Memo to the supercommittee: Get it done in the next week, or else. Gallup reports that public opinion of Congress is “entrenched” at an all-time record low: 82 percent of Americans disapprove of the way lawmakers are handling their job; 13 percent approve. The committee’s failure could generate even worse numbers.
“If the congressional supercommittee charged with cutting more than a trillion dollars in spending from the federal budget is unable to do so by the end of this month, these measures of the public’s faith in Congress are likely to drop even lower,” notes Gallup director Frank Newport.
Presidential hopeful and the newest GOP poll darling Newt Gingrich, meanwhile, has unveiled his own plan to regain a balanced federal budget as the supercommittee “stumbles,” he says. Mr. Gingrich also recalls that he predicted the committee’s failure in August, when he called it “one of the dumbest ideas to come out of Washington in my lifetime.”
CLINTON NO. 3
News that NBC has hired Chelsea Clinton to be a contributor has reignited chatter that the daughter of former President Bill Clinton and Secretary of State Hillary Rodham Clinton could run for office herself, thus ensuring the family a continuing presence in the political marketplace. Democratic idealists fantasize that Ms. Clinton, 31, feasibly could run for president in 2016, when she is of electable age, or at least by 2020.
Such talk first surfaced four years ago, when Mr. Clinton told People magazine that he did “not rule out the possibility” his daughter might seek office. New York Magazine followed with a splashy profile, billing the beaming blonde as “The Next Clinton,” complete with her father’s observations that his daughter “has her mother’s character and her father’s energy.”
The notion of political Clinton No. 3 came up two weeks ago when a local blog reported that Chelsea was considering a run to replace Rep. Nita M. Lowery, a New York Democrat from the same Westchester neighborhood where the Clintons maintain a residence.

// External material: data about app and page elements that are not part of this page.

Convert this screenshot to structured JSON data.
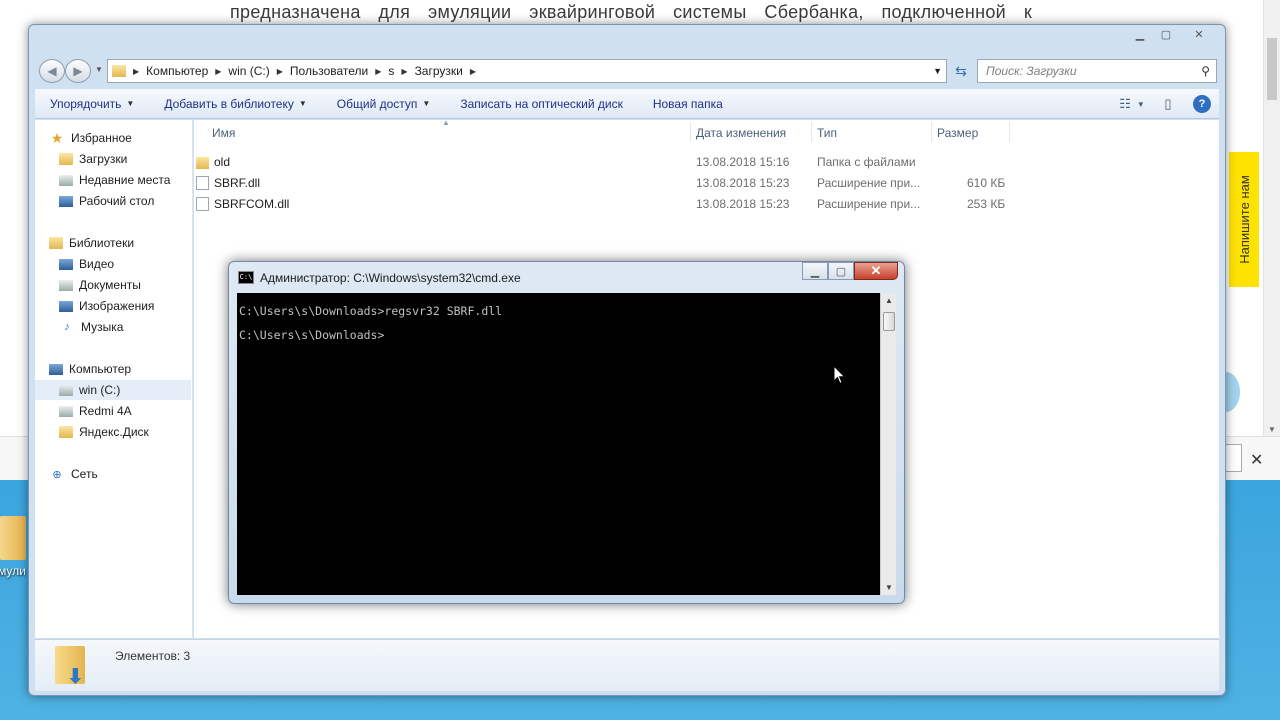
{
  "background_page": {
    "text": "предназначена для эмуляции эквайринговой системы Сбербанка, подключенной к",
    "feedback_tab": "Напишите нам"
  },
  "desktop": {
    "icon_label": "мули"
  },
  "explorer": {
    "breadcrumbs": [
      "Компьютер",
      "win (C:)",
      "Пользователи",
      "s",
      "Загрузки"
    ],
    "search_placeholder": "Поиск: Загрузки",
    "toolbar": {
      "organize": "Упорядочить",
      "add_to_library": "Добавить в библиотеку",
      "share": "Общий доступ",
      "burn": "Записать на оптический диск",
      "new_folder": "Новая папка"
    },
    "nav": {
      "favorites": "Избранное",
      "downloads": "Загрузки",
      "recent": "Недавние места",
      "desktop": "Рабочий стол",
      "libraries": "Библиотеки",
      "video": "Видео",
      "documents": "Документы",
      "images": "Изображения",
      "music": "Музыка",
      "computer": "Компьютер",
      "drive_c": "win (C:)",
      "redmi": "Redmi 4A",
      "yandex": "Яндекс.Диск",
      "network": "Сеть"
    },
    "columns": {
      "name": "Имя",
      "date": "Дата изменения",
      "type": "Тип",
      "size": "Размер"
    },
    "files": [
      {
        "name": "old",
        "date": "13.08.2018 15:16",
        "type": "Папка с файлами",
        "size": "",
        "icon": "folder-icon"
      },
      {
        "name": "SBRF.dll",
        "date": "13.08.2018 15:23",
        "type": "Расширение при...",
        "size": "610 КБ",
        "icon": "dll-file-icon"
      },
      {
        "name": "SBRFCOM.dll",
        "date": "13.08.2018 15:23",
        "type": "Расширение при...",
        "size": "253 КБ",
        "icon": "dll-file-icon"
      }
    ],
    "status": "Элементов: 3"
  },
  "cmd": {
    "title": "Администратор: C:\\Windows\\system32\\cmd.exe",
    "lines": [
      "C:\\Users\\s\\Downloads>regsvr32 SBRF.dll",
      "C:\\Users\\s\\Downloads>"
    ]
  },
  "colors": {
    "toolbar_text": "#1e3287",
    "cmd_bg": "#000000",
    "cmd_text": "#c0c0c0",
    "feedback_tab": "#ffe300"
  }
}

Meanwhile, Ms. Clinton has started a Facebook page, penned commentary for the Daily Beast and coordinated a recent star-studded Hollywood party - complete with a Lady Gaga serenade - to celebrate her father’s 65th birthday and raise funds for his foundation.
She’ll repeat the effort in Manhattan in early December, chairing another major fundraising and networking event with Mr. Clinton that has some lofty political trappings. The occasion, organizers say, will “bring together the next generation of leaders and philanthropists to learn about some of the most pressing issues of our interconnected world.”
The Supreme Court’s decision to review the constitutionality of health care reform has inspired much solemn commentary from those who see the move as a monumental moment with great portent.
“The Supreme Court has set the stage for the most significant case since Roe v. Wade,” observes Ilya Shapiro, a senior fellow in constitutional studies at the Cato Institute. “Indeed, this litigation implicates the future of the republic as Roe never did. On both the individual-mandate and Medicaid-coercion issues, the court will decide whether the Constitution’s structure - federalism and enumeration of powers - is judicially enforceable or whether Congress is the sole judge of its own authority. In other words, do we have a government of laws or men?”
Republican National Committee Chairman Reince Priebus says the decision “offers Americans hope that we may soon be freed of the one-size-fits-all mandates and regulations of this disastrous policy.”
And from Stephen B. Presser, legal-history professor at Northwestern University School of Law: “Power corrupts, Lord Acton told us, and absolute power corrupts absolutely, and we should not be surprised that when the act was originally passed, its proponents, such as then Speaker Pelosi, derided those who questioned the act’s constitutionality, asking, as she did, whether they were ‘serious.’ “